What is expected:
Without omitting anything, return the records precisely as given.

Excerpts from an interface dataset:

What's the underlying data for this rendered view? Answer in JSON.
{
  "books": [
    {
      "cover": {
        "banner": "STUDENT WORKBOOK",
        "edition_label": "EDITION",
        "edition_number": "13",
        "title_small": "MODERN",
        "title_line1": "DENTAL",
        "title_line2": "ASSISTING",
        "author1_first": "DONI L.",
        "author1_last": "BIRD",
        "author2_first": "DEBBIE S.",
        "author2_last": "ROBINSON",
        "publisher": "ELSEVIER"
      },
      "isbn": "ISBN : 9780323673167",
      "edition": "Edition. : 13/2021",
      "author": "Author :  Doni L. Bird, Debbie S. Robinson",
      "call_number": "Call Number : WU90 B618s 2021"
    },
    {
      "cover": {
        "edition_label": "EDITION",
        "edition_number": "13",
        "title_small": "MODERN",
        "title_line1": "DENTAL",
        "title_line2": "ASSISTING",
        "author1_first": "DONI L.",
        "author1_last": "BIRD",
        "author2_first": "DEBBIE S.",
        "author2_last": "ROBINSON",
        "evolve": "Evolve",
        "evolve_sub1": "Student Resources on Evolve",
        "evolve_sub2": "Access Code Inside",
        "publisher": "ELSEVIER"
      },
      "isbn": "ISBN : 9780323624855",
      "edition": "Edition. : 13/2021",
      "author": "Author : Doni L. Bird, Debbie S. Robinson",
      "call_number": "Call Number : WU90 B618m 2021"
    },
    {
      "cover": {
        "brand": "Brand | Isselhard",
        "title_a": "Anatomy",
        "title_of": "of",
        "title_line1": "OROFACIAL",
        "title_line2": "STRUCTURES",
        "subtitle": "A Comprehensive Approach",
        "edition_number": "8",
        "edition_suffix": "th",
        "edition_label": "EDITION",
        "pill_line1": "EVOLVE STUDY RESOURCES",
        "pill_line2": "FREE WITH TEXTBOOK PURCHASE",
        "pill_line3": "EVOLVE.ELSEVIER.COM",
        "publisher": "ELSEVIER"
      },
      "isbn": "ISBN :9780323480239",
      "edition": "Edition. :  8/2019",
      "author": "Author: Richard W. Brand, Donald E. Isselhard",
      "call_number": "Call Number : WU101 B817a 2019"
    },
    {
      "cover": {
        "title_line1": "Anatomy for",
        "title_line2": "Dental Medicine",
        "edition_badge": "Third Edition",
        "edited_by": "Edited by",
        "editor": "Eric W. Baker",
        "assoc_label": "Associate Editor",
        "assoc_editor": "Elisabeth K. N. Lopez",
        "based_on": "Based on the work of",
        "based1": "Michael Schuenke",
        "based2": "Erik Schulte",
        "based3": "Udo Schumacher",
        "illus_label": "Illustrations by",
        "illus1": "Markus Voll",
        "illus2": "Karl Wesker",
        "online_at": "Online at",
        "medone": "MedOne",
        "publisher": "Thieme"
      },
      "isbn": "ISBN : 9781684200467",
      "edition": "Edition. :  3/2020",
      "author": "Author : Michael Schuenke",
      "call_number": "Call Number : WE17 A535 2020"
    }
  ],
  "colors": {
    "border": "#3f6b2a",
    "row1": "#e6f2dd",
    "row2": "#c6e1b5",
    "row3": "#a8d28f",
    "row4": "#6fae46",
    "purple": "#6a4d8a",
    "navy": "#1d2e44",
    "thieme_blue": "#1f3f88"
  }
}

Expected output:
What's the underlying data for this rendered view? Answer in JSON.
{
  "books": [
    {
      "cover": {
        "banner": "STUDENT WORKBOOK",
        "edition_label": "EDITION",
        "edition_number": "13",
        "title_small": "MODERN",
        "title_line1": "DENTAL",
        "title_line2": "ASSISTING",
        "author1_first": "DONI L.",
        "author1_last": "BIRD",
        "author2_first": "DEBBIE S.",
        "author2_last": "ROBINSON",
        "publisher": "ELSEVIER"
      },
      "isbn": "ISBN : 9780323673167",
      "edition": "Edition. : 13/2021",
      "author": "Author :  Doni L. Bird, Debbie S. Robinson",
      "call_number": "Call Number : WU90 B618s 2021"
    },
    {
      "cover": {
        "edition_label": "EDITION",
        "edition_number": "13",
        "title_small": "MODERN",
        "title_line1": "DENTAL",
        "title_line2": "ASSISTING",
        "author1_first": "DONI L.",
        "author1_last": "BIRD",
        "author2_first": "DEBBIE S.",
        "author2_last": "ROBINSON",
        "evolve": "Evolve",
        "evolve_sub1": "Student Resources on Evolve",
        "evolve_sub2": "Access Code Inside",
        "publisher": "ELSEVIER"
      },
      "isbn": "ISBN : 9780323624855",
      "edition": "Edition. : 13/2021",
      "author": "Author : Doni L. Bird, Debbie S. Robinson",
      "call_number": "Call Number : WU90 B618m 2021"
    },
    {
      "cover": {
        "brand": "Brand | Isselhard",
        "title_a": "Anatomy",
        "title_of": "of",
        "title_line1": "OROFACIAL",
        "title_line2": "STRUCTURES",
        "subtitle": "A Comprehensive Approach",
        "edition_number": "8",
        "edition_suffix": "th",
        "edition_label": "EDITION",
        "pill_line1": "EVOLVE STUDY RESOURCES",
        "pill_line2": "FREE WITH TEXTBOOK PURCHASE",
        "pill_line3": "EVOLVE.ELSEVIER.COM",
        "publisher": "ELSEVIER"
      },
      "isbn": "ISBN :9780323480239",
      "edition": "Edition. :  8/2019",
      "author": "Author: Richard W. Brand, Donald E. Isselhard",
      "call_number": "Call Number : WU101 B817a 2019"
    },
    {
      "cover": {
        "title_line1": "Anatomy for",
        "title_line2": "Dental Medicine",
        "edition_badge": "Third Edition",
        "edited_by": "Edited by",
        "editor": "Eric W. Baker",
        "assoc_label": "Associate Editor",
        "assoc_editor": "Elisabeth K. N. Lopez",
        "based_on": "Based on the work of",
        "based1": "Michael Schuenke",
        "based2": "Erik Schulte",
        "based3": "Udo Schumacher",
        "illus_label": "Illustrations by",
        "illus1": "Markus Voll",
        "illus2": "Karl Wesker",
        "online_at": "Online at",
        "medone": "MedOne",
        "publisher": "Thieme"
      },
      "isbn": "ISBN : 9781684200467",
      "edition": "Edition. :  3/2020",
      "author": "Author : Michael Schuenke",
      "call_number": "Call Number : WE17 A535 2020"
    }
  ],
  "colors": {
    "border": "#3f6b2a",
    "row1": "#e6f2dd",
    "row2": "#c6e1b5",
    "row3": "#a8d28f",
    "row4": "#6fae46",
    "purple": "#6a4d8a",
    "navy": "#1d2e44",
    "thieme_blue": "#1f3f88"
  }
}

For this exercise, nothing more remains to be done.